Both statements correctly describe your chances. It just depends on what you know and when you know it. Given that you have a suited hand, a probability of 4/17, the dealer flops you a flush less than one percent of the time. Because you have two trumps, only eleven trumps remain out of the other fifty cards in the deck, so the probability of flopping a flush equals C(11,3)/C(50,3) , which equals 0.0084, or about once in 110 times.
In their books, Harrington on Cash Games, Harrington and Robertie wrote that you have a bluffing opportunity heads-up when the dealer flops all the same suit. Let’s see why.
If you hold a suited hold’em hand, then the probability that the dealer flops three of your suit equals 0.008418, about 118-to-1 against, as given by C(11,3)/C(50,3). The probability that the dealer pitched you two suited cards equals 4/17, or 0.23529. So, before you look at your hand the probability of your flopping a flush equals their product, 0.00198, about 504-to-1 against. (You could offer side bet odds of 250-to-1 and make a tidy profit.)

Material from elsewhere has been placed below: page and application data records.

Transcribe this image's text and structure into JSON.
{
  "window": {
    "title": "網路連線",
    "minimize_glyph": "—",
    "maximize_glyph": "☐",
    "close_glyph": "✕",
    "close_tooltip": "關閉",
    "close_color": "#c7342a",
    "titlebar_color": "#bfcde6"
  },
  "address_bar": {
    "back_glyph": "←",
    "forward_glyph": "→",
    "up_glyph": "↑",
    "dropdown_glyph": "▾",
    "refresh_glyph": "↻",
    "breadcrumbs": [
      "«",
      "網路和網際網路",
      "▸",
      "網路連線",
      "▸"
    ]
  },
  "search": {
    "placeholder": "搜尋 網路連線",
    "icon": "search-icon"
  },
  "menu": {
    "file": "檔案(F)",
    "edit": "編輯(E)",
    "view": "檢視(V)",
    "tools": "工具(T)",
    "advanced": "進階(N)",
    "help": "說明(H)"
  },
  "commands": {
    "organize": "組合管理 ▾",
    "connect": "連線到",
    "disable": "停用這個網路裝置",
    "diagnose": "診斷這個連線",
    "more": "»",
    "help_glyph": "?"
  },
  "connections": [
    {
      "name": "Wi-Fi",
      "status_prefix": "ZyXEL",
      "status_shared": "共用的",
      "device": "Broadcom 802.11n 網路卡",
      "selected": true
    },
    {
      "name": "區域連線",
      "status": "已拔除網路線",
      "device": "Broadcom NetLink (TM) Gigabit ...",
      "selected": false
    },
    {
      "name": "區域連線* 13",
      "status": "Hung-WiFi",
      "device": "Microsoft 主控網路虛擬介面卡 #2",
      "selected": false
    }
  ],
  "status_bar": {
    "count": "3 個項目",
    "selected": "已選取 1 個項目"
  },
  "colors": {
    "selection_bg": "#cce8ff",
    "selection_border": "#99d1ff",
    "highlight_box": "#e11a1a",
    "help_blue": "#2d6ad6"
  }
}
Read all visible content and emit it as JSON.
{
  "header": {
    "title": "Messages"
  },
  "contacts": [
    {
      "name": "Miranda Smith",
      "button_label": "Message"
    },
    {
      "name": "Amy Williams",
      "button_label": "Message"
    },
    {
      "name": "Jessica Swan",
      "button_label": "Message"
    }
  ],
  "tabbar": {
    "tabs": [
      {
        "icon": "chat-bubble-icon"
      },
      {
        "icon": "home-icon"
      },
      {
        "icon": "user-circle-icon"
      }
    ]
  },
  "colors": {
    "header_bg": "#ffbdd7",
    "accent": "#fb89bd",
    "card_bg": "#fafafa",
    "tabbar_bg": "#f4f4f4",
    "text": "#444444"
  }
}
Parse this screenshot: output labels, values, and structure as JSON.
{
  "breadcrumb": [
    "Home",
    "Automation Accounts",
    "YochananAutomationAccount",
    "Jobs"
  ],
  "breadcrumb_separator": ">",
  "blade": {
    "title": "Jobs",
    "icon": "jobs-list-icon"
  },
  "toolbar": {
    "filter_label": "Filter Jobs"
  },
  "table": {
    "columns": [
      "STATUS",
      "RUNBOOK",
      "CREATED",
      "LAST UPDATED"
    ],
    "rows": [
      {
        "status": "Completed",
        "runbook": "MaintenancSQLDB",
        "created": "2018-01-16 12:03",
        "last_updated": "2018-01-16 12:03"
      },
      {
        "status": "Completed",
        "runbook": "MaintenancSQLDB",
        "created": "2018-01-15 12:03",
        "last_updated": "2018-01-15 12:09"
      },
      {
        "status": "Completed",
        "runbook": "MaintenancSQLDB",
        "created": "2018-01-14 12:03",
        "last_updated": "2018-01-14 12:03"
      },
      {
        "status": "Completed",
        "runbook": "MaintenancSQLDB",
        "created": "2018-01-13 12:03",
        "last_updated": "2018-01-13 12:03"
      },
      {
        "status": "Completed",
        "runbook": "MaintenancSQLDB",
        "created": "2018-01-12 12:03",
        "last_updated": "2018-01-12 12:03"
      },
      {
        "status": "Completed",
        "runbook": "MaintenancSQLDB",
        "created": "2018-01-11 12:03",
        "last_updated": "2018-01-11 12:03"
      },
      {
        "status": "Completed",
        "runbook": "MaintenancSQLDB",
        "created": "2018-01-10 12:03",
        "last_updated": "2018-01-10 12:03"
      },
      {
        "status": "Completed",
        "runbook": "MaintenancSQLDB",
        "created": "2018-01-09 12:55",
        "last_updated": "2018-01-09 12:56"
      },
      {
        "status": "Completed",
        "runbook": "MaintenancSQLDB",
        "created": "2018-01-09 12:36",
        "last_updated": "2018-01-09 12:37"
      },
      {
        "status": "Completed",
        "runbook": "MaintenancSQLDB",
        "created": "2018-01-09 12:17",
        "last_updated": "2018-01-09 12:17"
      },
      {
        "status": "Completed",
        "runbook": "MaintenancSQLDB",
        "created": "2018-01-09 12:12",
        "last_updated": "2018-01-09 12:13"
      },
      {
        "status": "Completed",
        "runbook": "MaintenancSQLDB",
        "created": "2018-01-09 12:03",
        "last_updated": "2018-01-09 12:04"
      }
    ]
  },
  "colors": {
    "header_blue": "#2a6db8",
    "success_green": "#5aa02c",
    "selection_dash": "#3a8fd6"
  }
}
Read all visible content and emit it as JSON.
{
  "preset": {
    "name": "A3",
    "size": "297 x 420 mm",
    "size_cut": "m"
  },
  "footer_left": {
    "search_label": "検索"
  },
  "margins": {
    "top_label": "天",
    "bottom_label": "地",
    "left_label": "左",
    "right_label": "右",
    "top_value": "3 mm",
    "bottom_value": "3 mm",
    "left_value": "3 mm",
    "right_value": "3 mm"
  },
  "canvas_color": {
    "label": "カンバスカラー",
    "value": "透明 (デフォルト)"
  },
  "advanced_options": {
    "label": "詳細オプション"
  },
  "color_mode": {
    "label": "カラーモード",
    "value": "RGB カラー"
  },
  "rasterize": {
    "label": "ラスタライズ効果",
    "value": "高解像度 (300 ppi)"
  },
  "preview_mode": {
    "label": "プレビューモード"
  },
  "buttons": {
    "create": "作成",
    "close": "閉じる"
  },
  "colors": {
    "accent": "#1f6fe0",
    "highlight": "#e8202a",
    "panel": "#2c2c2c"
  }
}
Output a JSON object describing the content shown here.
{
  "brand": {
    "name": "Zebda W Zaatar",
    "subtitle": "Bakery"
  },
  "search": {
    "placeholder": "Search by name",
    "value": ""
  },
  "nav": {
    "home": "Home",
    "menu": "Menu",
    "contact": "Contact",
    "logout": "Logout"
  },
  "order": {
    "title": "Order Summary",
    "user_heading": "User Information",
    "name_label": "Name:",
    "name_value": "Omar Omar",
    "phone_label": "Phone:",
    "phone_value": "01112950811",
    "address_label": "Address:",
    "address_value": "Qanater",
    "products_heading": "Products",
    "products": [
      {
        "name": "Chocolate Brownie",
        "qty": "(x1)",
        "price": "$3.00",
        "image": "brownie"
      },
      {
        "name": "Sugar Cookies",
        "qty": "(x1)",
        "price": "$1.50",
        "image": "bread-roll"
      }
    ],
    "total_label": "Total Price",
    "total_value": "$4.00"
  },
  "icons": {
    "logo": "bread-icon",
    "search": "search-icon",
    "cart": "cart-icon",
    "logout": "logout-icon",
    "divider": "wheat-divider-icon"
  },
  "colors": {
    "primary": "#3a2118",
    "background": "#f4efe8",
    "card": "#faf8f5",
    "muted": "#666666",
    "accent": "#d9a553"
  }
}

If you have a suited hand then the probability that the dealer flops three of a different suit equals 0.04378, from 3*C(13,3)/C(50,3), or about 22-to-1 against.